This advanced location awareness technology is a brilliant new way of interacting with customers during the holiday season. As a business owner, text message marketing allows you to enhance your direct mail and social media campaigns and send timely holiday-based messaging to your customers to keep them engaged. Because subscribers opt-in to your digital alerts, this type of marketing is permission based and has a higher open rate than email marketing.

As the holiday shopping season shifts into high gear, SMS text marketing is a sure bet to drum up new clients and spread the word about your goods and services.

December 17, 2013

Mobile and Social Trends Impact the Purchasing Decisions of Buyers


There’s nothing shoppers dislike more than crowded parking lots at the mall, mile-long checkout lines and picked-over merchandise. In our fast-paced global society, time and money are precious commodities and consumers want to save more of both. Savvy shoppers are often choosing to forego the traditional mall experience, opting instead for the speedier functionality of making purchases online or with their mobile devices.

Emerging consumer trends provide an excellent opportunity for small business owners to rev up their mobile marketing efforts and engage with this new crop of tech-savvy shoppers. According to recent studies, mobile and social campaigns are influencing the purchasing decisions of users. Consumers say they are more likely to pick up an item they see posted on their social channels, and that they are more apt to consult new media for more information about a particular product or to compare relevant discounts prior to buying.

Here are some interesting statistics regarding new consumer behavior as reported by CMS Wire:

    • 68% of smartphone users plan to use mobile devices for holiday shopping.


    • 59% of consumers would be more likely to shop at a store with mobile self-checkout capabilities.


    • 56% search for store locations on their mobile devices.


    • 54% will check and compare prices via mobile.


    • 47% will obtain product info on the mobile phone or tablet.

Social media also plays a big part:

    • 81% say posts by friends on social media influences their buying decisions.


    • 30% of frequent online shoppers use Pinterest to discover new products.


    • 78% of consumers say posts made by companies influence their purchases.

A smart mobile marketing campaign takes these new purchasing trends into account. In order to boost revenue, ramp up customer engagement and build brand awareness, entrepreneurs can’t do business as usual. Brands must reach customers where they live with effective mobile marketing strategies.

Staying abreast of up-to-the-minute trends in technology can reposition your business. Enhance mobile marketing campaigns by implementing social media techniques to do outreach to this rapidly expanding demographic that relies on Facebook, Twitter and Pinterest. Promote your product specials by tweeting about exclusive offers and discounts. Since more and more shoppers are consulting Pinterest for that perfect merchandise, you can start a board for your business that features free samples of your product and information on how to buy. Post pictures of your seasonal product on Facebook and encourage users to share.

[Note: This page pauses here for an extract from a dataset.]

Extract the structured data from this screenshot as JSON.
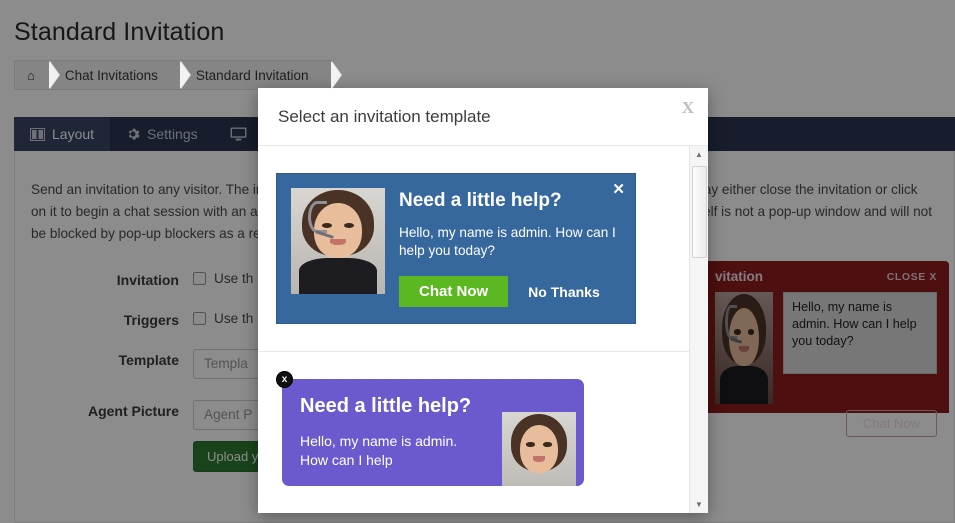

Rapidly increasing mobile device use provides ample opportunity to take advantage of mobile marketing trends and to create innovative digital campaigns for ultimate customer engagement. Reach your revenue goals and watch business soar when you stay up to speed with this changing marketing game.